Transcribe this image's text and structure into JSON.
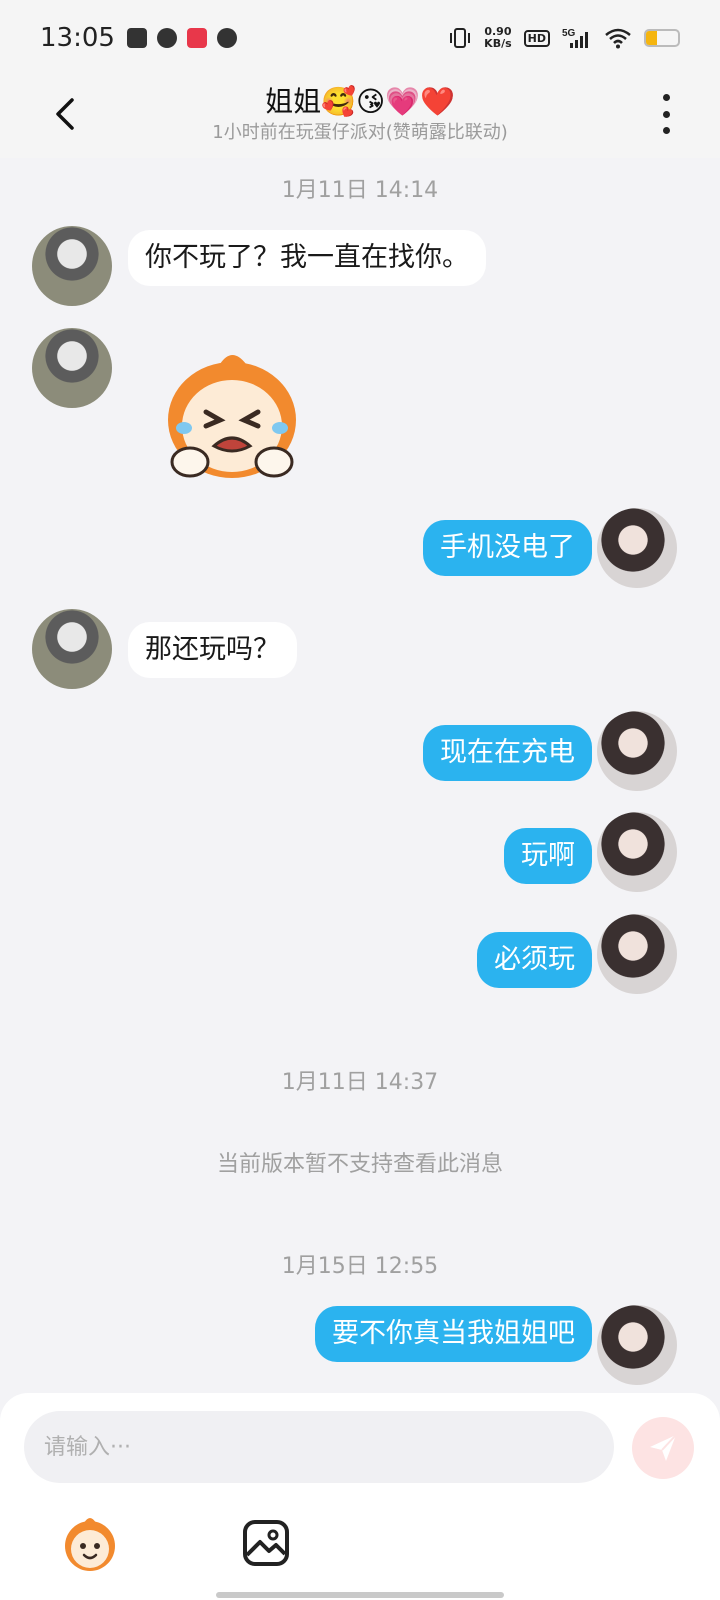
{
  "status_bar": {
    "time": "13:05",
    "net_speed_value": "0.90",
    "net_speed_unit": "KB/s",
    "hd_label": "HD",
    "network_label": "5G",
    "battery_level": 0.35,
    "battery_color": "#f5b50f"
  },
  "header": {
    "title": "姐姐🥰😘💗❤️",
    "subtitle": "1小时前在玩蛋仔派对(赞萌露比联动)"
  },
  "colors": {
    "outgoing_bubble": "#2bb3ef",
    "incoming_bubble": "#ffffff",
    "background": "#f3f3f6"
  },
  "messages": {
    "ts1": "1月11日 14:14",
    "m1": "你不玩了？我一直在找你。",
    "m3": "手机没电了",
    "m4": "那还玩吗？",
    "m5": "现在在充电",
    "m6": "玩啊",
    "m7": "必须玩",
    "ts2": "1月11日 14:37",
    "system": "当前版本暂不支持查看此消息",
    "ts3": "1月15日 12:55",
    "m8": "要不你真当我姐姐吧"
  },
  "input": {
    "placeholder": "请输入···"
  }
}
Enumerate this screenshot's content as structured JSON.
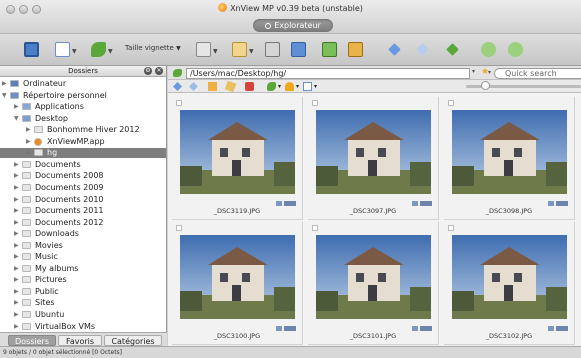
{
  "window": {
    "title": "XnView MP v0.39 beta (unstable)",
    "tab": "Explorateur"
  },
  "toolbar": {
    "thumbnail_size_label": "Taille vignette"
  },
  "sidebar": {
    "header": "Dossiers",
    "items": [
      {
        "label": "Ordinateur",
        "depth": 0,
        "expanded": false,
        "icon": "computer-icon"
      },
      {
        "label": "Répertoire personnel",
        "depth": 0,
        "expanded": true,
        "icon": "home-folder-icon"
      },
      {
        "label": "Applications",
        "depth": 1,
        "expanded": false,
        "icon": "applications-folder-icon"
      },
      {
        "label": "Desktop",
        "depth": 1,
        "expanded": true,
        "icon": "desktop-folder-icon"
      },
      {
        "label": "Bonhomme Hiver 2012",
        "depth": 2,
        "expanded": false,
        "icon": "folder-icon"
      },
      {
        "label": "XnViewMP.app",
        "depth": 2,
        "expanded": false,
        "icon": "xnview-app-icon"
      },
      {
        "label": "hg",
        "depth": 2,
        "expanded": false,
        "icon": "folder-icon",
        "selected": true
      },
      {
        "label": "Documents",
        "depth": 1,
        "expanded": false,
        "icon": "folder-icon"
      },
      {
        "label": "Documents 2008",
        "depth": 1,
        "expanded": false,
        "icon": "folder-icon"
      },
      {
        "label": "Documents 2009",
        "depth": 1,
        "expanded": false,
        "icon": "folder-icon"
      },
      {
        "label": "Documents 2010",
        "depth": 1,
        "expanded": false,
        "icon": "folder-icon"
      },
      {
        "label": "Documents 2011",
        "depth": 1,
        "expanded": false,
        "icon": "folder-icon"
      },
      {
        "label": "Documents 2012",
        "depth": 1,
        "expanded": false,
        "icon": "folder-icon"
      },
      {
        "label": "Downloads",
        "depth": 1,
        "expanded": false,
        "icon": "folder-icon"
      },
      {
        "label": "Movies",
        "depth": 1,
        "expanded": false,
        "icon": "folder-icon"
      },
      {
        "label": "Music",
        "depth": 1,
        "expanded": false,
        "icon": "folder-icon"
      },
      {
        "label": "My albums",
        "depth": 1,
        "expanded": false,
        "icon": "folder-icon"
      },
      {
        "label": "Pictures",
        "depth": 1,
        "expanded": false,
        "icon": "folder-icon"
      },
      {
        "label": "Public",
        "depth": 1,
        "expanded": false,
        "icon": "folder-icon"
      },
      {
        "label": "Sites",
        "depth": 1,
        "expanded": false,
        "icon": "folder-icon"
      },
      {
        "label": "Ubuntu",
        "depth": 1,
        "expanded": false,
        "icon": "folder-icon"
      },
      {
        "label": "VirtualBox VMs",
        "depth": 1,
        "expanded": false,
        "icon": "folder-icon"
      }
    ],
    "tabs": [
      "Dossiers",
      "Favoris",
      "Catégories"
    ]
  },
  "pathbar": {
    "path": "/Users/mac/Desktop/hg/",
    "search_placeholder": "Quick search"
  },
  "thumbnails": [
    {
      "name": "_DSC3119.JPG"
    },
    {
      "name": "_DSC3097.JPG"
    },
    {
      "name": "_DSC3098.JPG"
    },
    {
      "name": "_DSC3100.JPG"
    },
    {
      "name": "_DSC3101.JPG"
    },
    {
      "name": "_DSC3102.JPG"
    }
  ],
  "status": {
    "text": "9 objets / 0 objet sélectionné [0 Octets]"
  },
  "colors": {
    "selection": "#7e7e7e",
    "sky": "#8fa7c2",
    "house_wall": "#e4ddd0"
  }
}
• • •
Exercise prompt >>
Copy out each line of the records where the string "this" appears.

Your solution >>
Transcribe this image's text and structure into JSON.
Enumerate this screenshot's content as structured JSON.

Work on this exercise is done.